Procter & Gamble (P&G) is shaking up its advertising by creating three new agency models that seek to reinvent agency relationships and maximise efficiency.
One of the most significant changes is the creation of a multi-agency group that combines talent from rival agencies and is dubbed the ‘People First’ model. The currently unnamed agency group will bring together creatives from Publicis, WPP and Omnicom and is being headed up by Andrea Diquez, chief executive of Publicis Groupe’s Saatchi & Saatchi in New York.
The shop will cover all of P&G’s US fabric business Marc Pritchard, P&G’s chief brand officer, revealed on a panel at the 4A’s conference in Miami yesterday (10 April).
The FMCG giant piloted the ‘People First’ model when creating this year’s Super Bowl ads for its Tide brand. The ads, which featured Stranger Things actor David Harbour, ran at different slots throughout the game to create a mocking commentary of Super Bowl adverts.
The move is part of a wider strategy at P&G to “reinvent” agency relationships as it looks to get the focus back on creativity. It has already cut the number of agencies it works with by 60%, from 6,000 to 2,500, a move it says has saved it $750m in agency and production costs. And it plans to cut agencies by another 50%.
The second model is dubbed “Fixed and Flow” and means P&G is looking for more flexible relationships with one agencies. This means agencies of record will be kept on annual fixed retainers, leaving a flexible, or ‘flow’ budget for other work that can be spent with other agencies on P&G’s roster.
This is part of P&G’s plans to fix the “archaic Mad Men model”, which Pritchard spoke about at the Association of National Advertisers’ annual conference earlier this year.
The final model focuses on media, with P&G bringing more media planning in particular in-house, particularly on digital media to focus more on creative talent. Speaking to Marketing Week recently, Pritchard said this doesn’t mean P&G will be hiring more people, but that it will change the make-up of its marketing teams with the focus more on data and analytics, on hiring data scientists and moving away from project management.

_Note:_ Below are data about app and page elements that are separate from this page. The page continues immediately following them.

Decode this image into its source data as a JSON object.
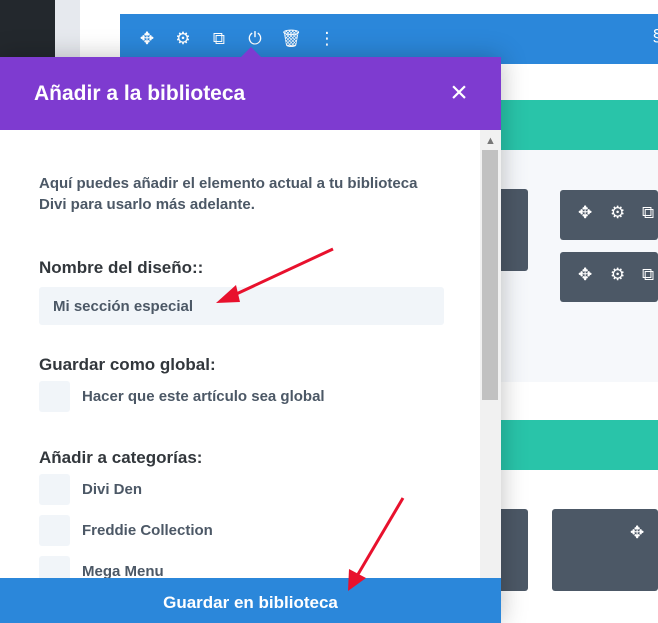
{
  "section_bar": {
    "icons": [
      "move-icon",
      "gear-icon",
      "duplicate-icon",
      "power-icon",
      "trash-icon",
      "more-icon"
    ]
  },
  "colors": {
    "modal_header": "#7e3bd0",
    "primary_blue": "#2b87da",
    "teal": "#29c4a9",
    "module_dark": "#4c5866",
    "arrow_red": "#e8112d"
  },
  "modal": {
    "title": "Añadir a la biblioteca",
    "description": "Aquí puedes añadir el elemento actual a tu biblioteca Divi para usarlo más adelante.",
    "name_label": "Nombre del diseño::",
    "name_value": "Mi sección especial",
    "global_label": "Guardar como global:",
    "global_option": "Hacer que este artículo sea global",
    "categories_label": "Añadir a categorías:",
    "categories": [
      "Divi Den",
      "Freddie Collection",
      "Mega Menu"
    ],
    "save_button": "Guardar en biblioteca"
  }
}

“In the IT world there will be less project management, same thing at the brand level. Less project management and more true brand entrepreneurship,” he explains.